TASK DESCRIPTION.
Only the pictures are to be dropped; the rest of the data below is to be duplicated exactly.

DATA LISTING.
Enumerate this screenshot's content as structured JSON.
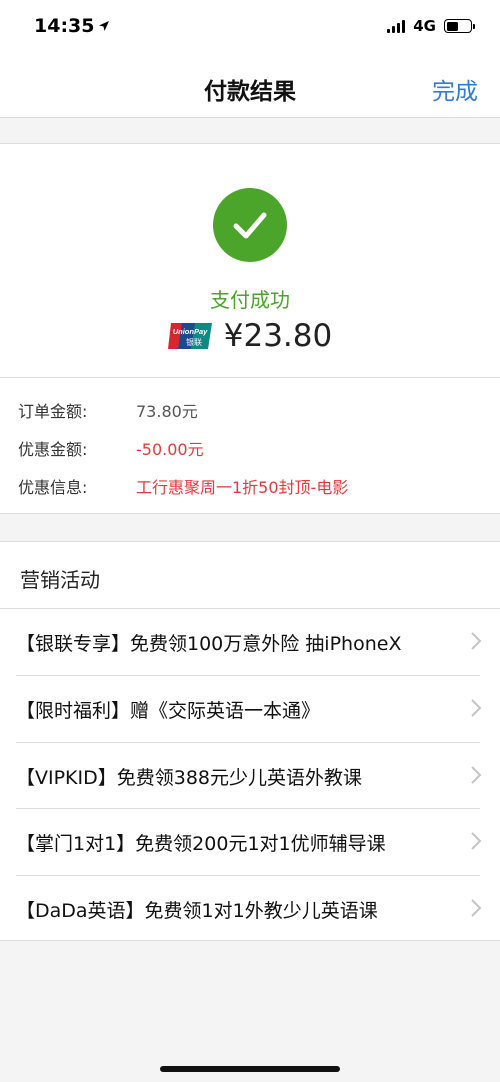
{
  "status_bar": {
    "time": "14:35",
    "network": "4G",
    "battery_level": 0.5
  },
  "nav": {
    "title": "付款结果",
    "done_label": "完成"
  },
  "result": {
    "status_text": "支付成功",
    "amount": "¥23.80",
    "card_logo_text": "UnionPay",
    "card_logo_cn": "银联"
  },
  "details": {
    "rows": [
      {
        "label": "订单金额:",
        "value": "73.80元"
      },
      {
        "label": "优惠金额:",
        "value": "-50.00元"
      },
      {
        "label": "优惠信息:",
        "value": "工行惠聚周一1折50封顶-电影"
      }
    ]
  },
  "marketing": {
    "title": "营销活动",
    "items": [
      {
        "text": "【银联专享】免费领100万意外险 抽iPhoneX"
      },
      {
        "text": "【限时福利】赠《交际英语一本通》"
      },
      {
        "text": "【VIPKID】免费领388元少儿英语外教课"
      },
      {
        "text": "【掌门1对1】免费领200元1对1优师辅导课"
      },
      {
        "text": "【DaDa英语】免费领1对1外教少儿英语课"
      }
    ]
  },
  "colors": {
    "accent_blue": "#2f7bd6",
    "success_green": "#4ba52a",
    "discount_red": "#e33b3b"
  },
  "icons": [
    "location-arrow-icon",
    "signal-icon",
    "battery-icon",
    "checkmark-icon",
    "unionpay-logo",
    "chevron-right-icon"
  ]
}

TASK RESULT.
Enumerate this screenshot's content as structured JSON.
{
  "status_bar": {
    "time": "14:35",
    "network": "4G",
    "battery_level": 0.5
  },
  "nav": {
    "title": "付款结果",
    "done_label": "完成"
  },
  "result": {
    "status_text": "支付成功",
    "amount": "¥23.80",
    "card_logo_text": "UnionPay",
    "card_logo_cn": "银联"
  },
  "details": {
    "rows": [
      {
        "label": "订单金额:",
        "value": "73.80元"
      },
      {
        "label": "优惠金额:",
        "value": "-50.00元"
      },
      {
        "label": "优惠信息:",
        "value": "工行惠聚周一1折50封顶-电影"
      }
    ]
  },
  "marketing": {
    "title": "营销活动",
    "items": [
      {
        "text": "【银联专享】免费领100万意外险 抽iPhoneX"
      },
      {
        "text": "【限时福利】赠《交际英语一本通》"
      },
      {
        "text": "【VIPKID】免费领388元少儿英语外教课"
      },
      {
        "text": "【掌门1对1】免费领200元1对1优师辅导课"
      },
      {
        "text": "【DaDa英语】免费领1对1外教少儿英语课"
      }
    ]
  },
  "colors": {
    "accent_blue": "#2f7bd6",
    "success_green": "#4ba52a",
    "discount_red": "#e33b3b"
  },
  "icons": [
    "location-arrow-icon",
    "signal-icon",
    "battery-icon",
    "checkmark-icon",
    "unionpay-logo",
    "chevron-right-icon"
  ]
}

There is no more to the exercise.